In summer/fall 2009, I almost attended library school at College Park, Maryland. For a month prior to the start of classes, I sublet a room in Columbia Heights and spent four weeks roaming around alone in DC. The great part is that I actually had the money to do so after living at home and working full time for eight months, and DC is actually where this comparative quest of macaroni and cheese developed. The original article I started from is this 2008 Gridskipper post and a number of other posts and boards, then I mapped out which locations were most convenient to the places I was visiting. I’d been to the Spy Museum before when I was in college, but had not eaten at the restaurant next door, Zola.
Eating alone is a pretty interesting experience. It can be very liberating or make one feel insecure. I actually think it made me savor food in a different way because instead of sharing the experience with a dining partner, I was taking in my surroundings and focusing on what I was eating.
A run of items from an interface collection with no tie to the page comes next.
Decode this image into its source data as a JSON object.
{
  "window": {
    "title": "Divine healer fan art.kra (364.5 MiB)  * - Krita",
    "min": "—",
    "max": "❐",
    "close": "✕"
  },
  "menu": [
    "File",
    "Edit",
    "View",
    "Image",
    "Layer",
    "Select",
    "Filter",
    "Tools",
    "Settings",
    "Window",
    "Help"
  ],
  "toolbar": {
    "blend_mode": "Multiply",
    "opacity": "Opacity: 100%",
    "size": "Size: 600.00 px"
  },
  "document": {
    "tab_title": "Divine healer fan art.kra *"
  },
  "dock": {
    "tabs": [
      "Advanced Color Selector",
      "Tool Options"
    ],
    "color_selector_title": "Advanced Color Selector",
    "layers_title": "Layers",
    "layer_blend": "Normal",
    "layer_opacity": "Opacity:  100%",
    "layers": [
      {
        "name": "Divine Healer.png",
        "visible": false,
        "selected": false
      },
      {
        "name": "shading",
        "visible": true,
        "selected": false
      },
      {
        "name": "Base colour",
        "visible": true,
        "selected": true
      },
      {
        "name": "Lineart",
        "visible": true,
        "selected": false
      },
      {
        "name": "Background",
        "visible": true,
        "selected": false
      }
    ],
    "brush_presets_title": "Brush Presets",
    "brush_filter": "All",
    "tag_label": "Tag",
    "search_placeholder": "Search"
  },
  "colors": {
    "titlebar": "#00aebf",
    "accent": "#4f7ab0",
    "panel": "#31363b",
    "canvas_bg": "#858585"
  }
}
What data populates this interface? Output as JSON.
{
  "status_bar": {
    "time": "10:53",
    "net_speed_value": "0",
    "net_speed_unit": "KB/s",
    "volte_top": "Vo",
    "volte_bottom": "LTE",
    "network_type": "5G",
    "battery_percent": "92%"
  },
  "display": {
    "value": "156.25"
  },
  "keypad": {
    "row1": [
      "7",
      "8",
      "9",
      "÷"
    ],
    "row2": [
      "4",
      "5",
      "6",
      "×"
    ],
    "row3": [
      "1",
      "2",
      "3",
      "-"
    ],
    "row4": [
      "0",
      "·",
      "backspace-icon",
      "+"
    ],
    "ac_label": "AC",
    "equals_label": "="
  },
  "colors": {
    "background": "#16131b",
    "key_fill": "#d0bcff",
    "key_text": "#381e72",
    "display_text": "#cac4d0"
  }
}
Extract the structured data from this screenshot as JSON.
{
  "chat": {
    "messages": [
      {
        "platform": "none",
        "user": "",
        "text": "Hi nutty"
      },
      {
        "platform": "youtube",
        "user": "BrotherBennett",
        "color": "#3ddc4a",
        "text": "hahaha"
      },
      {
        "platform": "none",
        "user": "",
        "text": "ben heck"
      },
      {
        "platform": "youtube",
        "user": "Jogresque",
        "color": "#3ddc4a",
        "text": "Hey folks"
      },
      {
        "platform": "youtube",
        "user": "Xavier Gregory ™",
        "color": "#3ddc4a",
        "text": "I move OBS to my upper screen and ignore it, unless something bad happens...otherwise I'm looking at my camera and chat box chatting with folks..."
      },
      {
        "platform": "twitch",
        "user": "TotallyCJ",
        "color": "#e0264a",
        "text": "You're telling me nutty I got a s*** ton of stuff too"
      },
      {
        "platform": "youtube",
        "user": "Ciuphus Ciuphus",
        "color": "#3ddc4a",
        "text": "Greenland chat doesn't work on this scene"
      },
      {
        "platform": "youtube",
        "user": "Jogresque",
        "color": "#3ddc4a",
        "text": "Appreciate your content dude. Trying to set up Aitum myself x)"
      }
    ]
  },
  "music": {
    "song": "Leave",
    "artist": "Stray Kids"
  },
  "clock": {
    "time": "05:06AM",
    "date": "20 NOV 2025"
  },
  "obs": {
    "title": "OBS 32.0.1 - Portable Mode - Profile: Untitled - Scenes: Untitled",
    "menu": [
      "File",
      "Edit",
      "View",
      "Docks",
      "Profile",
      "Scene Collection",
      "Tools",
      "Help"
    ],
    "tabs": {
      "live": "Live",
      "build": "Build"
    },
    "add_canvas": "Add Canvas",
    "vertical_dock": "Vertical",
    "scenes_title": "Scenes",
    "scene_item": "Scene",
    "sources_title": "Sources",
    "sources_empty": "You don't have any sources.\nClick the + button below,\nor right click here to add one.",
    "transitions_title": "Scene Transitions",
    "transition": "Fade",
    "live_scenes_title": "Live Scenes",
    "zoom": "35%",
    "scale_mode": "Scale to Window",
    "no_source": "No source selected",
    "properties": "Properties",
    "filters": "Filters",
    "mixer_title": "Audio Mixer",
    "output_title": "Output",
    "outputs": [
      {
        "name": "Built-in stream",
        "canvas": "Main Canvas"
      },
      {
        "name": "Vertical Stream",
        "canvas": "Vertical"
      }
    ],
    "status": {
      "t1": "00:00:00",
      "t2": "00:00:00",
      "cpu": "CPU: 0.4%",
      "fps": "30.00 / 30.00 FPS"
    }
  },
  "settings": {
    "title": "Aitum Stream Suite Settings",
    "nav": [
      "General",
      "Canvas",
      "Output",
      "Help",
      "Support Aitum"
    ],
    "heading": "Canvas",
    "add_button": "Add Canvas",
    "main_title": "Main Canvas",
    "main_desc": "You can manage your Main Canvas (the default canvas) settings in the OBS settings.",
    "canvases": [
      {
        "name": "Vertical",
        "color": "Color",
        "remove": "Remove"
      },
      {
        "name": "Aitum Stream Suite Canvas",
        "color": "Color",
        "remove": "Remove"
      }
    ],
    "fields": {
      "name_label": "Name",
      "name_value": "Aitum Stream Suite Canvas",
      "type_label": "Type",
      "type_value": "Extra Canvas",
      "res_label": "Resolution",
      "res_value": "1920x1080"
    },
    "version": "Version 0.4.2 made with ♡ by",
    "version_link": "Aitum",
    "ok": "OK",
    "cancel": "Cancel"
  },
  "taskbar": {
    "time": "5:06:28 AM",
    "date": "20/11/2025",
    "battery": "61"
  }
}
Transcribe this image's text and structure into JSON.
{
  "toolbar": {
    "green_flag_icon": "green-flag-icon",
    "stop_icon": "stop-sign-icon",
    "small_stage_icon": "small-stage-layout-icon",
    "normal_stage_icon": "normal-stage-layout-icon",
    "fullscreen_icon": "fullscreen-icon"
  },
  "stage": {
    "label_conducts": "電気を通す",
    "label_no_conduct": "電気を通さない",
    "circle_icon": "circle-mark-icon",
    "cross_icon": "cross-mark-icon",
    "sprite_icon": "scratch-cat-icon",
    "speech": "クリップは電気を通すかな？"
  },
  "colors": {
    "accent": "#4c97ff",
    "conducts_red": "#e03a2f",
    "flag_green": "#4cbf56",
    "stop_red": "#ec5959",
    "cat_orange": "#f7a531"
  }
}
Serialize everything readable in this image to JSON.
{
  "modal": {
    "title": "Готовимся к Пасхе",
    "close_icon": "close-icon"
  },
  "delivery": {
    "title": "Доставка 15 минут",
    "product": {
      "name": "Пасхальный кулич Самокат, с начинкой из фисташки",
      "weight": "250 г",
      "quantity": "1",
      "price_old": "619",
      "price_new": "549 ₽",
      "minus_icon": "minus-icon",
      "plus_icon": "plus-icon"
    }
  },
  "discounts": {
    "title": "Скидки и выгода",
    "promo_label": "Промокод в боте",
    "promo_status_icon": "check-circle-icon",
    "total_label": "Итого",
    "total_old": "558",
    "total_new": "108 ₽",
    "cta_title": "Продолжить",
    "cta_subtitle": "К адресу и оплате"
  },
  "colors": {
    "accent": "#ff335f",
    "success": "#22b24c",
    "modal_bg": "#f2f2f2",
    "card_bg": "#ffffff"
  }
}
This lobster mac and cheese is only the best because it’s in my memory and it was the first rendition of lobster mac I’d ever had. I don’t remember exactly what it was like, just big chunks of lobster, a really good mix of cheeses, and big fat elbow noodles (what my little kid heart feels is REAL macaroni, not penne or fusilli or orecchiette). Subsequent versions have been not as exciting, either not as cheesy (Old Port Lobster Shack, which was more creamy than cheesy) or just not working together (Alexander’s Steakhouse, where the mac is good and the lobster does nothing for it… I don’t know if truffles work with lobster mac; it’s like too much stuff going on in one place; likewise, Formosa Cafe had one of the more creative efforts, but I didn’t love the mushrooms and green onions). I’m still on a quest to recapture that memory of Zola’s lobster mac… maybe it won’t be as good and my mind is remembering it as better than it was.